_What to work on:_
Among the entries below, find all lines that include "weak" and copy them.

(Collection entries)
- - - - -

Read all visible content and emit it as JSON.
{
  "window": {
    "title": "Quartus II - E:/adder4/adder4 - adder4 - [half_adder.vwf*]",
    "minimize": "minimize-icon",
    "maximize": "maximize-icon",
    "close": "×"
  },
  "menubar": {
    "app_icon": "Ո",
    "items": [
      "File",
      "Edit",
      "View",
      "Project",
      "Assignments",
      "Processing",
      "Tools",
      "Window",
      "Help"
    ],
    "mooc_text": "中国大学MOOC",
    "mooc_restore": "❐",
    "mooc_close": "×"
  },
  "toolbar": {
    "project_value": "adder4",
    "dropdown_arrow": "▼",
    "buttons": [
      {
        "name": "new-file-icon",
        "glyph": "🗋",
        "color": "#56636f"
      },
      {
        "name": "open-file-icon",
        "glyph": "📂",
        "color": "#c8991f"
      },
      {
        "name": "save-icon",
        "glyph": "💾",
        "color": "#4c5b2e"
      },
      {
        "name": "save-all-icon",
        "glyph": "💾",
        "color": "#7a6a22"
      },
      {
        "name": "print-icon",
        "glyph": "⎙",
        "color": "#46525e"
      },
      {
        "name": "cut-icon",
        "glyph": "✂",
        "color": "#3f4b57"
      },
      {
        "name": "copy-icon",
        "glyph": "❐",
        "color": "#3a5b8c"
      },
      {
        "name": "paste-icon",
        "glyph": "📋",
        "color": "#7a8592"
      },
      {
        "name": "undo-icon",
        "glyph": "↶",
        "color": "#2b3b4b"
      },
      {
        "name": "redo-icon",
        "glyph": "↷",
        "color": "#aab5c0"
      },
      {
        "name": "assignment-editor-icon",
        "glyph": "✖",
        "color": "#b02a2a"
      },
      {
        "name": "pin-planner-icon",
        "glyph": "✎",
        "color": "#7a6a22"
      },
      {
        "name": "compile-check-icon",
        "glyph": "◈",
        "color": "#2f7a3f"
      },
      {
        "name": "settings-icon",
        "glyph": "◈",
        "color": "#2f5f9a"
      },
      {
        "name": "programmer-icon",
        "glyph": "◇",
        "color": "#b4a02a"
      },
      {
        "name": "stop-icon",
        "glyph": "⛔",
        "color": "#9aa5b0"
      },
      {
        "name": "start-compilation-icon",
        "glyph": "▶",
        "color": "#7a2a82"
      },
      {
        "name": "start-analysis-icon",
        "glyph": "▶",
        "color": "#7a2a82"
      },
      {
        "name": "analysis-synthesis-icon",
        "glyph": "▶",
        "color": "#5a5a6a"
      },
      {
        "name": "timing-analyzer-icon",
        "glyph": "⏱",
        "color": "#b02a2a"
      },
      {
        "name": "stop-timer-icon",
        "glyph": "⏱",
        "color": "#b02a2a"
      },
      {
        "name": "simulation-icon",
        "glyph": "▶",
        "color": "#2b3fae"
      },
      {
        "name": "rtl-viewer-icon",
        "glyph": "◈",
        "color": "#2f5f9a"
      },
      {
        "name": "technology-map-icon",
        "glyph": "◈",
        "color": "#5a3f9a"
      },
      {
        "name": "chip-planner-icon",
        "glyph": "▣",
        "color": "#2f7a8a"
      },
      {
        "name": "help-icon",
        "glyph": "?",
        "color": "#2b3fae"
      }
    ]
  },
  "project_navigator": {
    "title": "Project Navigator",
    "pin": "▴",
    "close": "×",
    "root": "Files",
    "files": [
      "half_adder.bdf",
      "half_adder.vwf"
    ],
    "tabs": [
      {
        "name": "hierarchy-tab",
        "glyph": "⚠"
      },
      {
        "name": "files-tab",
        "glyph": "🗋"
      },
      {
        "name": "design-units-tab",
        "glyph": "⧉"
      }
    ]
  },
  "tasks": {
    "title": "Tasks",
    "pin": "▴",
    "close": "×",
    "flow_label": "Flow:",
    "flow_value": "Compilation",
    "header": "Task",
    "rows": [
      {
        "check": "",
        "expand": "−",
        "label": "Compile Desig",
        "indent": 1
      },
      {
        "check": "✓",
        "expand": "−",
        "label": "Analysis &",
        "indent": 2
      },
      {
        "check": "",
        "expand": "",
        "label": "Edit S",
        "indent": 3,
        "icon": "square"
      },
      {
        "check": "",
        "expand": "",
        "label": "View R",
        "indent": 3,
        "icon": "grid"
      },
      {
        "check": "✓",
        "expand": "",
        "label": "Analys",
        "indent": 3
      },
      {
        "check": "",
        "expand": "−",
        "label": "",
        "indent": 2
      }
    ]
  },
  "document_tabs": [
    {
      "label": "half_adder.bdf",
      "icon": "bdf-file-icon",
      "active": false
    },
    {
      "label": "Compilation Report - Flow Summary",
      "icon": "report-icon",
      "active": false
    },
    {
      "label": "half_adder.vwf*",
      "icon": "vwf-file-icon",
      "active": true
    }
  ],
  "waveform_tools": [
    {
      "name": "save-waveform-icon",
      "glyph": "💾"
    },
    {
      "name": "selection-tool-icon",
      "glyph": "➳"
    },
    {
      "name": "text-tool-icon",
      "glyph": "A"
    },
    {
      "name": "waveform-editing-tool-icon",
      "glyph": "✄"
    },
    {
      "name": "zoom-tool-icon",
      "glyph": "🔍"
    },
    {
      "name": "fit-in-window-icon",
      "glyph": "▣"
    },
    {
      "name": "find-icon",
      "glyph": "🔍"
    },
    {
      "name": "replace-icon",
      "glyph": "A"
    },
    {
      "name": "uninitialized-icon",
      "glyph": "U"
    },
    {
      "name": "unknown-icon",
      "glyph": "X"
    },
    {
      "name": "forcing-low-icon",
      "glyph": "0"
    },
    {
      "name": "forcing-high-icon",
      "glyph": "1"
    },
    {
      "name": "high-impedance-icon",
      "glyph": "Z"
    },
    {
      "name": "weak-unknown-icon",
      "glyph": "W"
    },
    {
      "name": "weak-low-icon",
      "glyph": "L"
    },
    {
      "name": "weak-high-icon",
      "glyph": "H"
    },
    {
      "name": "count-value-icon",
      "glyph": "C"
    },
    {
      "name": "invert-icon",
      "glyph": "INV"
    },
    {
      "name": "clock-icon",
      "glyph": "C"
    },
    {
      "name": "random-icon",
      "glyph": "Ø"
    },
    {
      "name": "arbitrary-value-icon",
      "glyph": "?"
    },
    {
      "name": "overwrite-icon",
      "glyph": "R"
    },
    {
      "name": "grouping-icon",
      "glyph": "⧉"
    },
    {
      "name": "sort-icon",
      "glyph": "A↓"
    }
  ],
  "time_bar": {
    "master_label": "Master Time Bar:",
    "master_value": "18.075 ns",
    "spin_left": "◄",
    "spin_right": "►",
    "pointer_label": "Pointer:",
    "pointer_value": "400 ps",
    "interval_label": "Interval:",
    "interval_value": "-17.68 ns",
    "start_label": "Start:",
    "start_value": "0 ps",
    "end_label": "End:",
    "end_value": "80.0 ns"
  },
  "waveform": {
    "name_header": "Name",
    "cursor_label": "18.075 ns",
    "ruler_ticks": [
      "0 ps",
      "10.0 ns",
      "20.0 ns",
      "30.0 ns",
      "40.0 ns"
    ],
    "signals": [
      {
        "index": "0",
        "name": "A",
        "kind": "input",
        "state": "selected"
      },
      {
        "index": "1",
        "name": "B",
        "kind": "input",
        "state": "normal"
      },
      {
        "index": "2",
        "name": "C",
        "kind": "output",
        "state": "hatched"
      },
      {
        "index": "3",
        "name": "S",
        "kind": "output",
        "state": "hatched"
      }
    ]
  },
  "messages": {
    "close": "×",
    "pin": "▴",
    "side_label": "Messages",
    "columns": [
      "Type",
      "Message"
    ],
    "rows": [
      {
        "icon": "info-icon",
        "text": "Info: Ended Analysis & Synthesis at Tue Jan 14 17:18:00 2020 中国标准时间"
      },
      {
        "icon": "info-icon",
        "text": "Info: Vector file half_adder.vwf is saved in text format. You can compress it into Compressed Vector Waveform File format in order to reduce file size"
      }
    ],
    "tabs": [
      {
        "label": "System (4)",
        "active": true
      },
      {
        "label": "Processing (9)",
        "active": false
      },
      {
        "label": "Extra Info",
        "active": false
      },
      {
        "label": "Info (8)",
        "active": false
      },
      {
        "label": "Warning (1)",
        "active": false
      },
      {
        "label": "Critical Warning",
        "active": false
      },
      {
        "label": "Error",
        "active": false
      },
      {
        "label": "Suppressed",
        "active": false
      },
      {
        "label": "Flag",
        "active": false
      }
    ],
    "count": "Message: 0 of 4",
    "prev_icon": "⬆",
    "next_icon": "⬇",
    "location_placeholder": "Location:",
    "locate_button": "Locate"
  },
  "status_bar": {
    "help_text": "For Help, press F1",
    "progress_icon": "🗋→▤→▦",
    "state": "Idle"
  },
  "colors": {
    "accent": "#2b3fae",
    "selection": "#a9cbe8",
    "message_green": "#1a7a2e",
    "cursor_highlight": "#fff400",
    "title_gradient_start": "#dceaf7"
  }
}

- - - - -

_Answer for the task:_
      "name": "weak-unknown-icon",
      "name": "weak-low-icon",
      "name": "weak-high-icon",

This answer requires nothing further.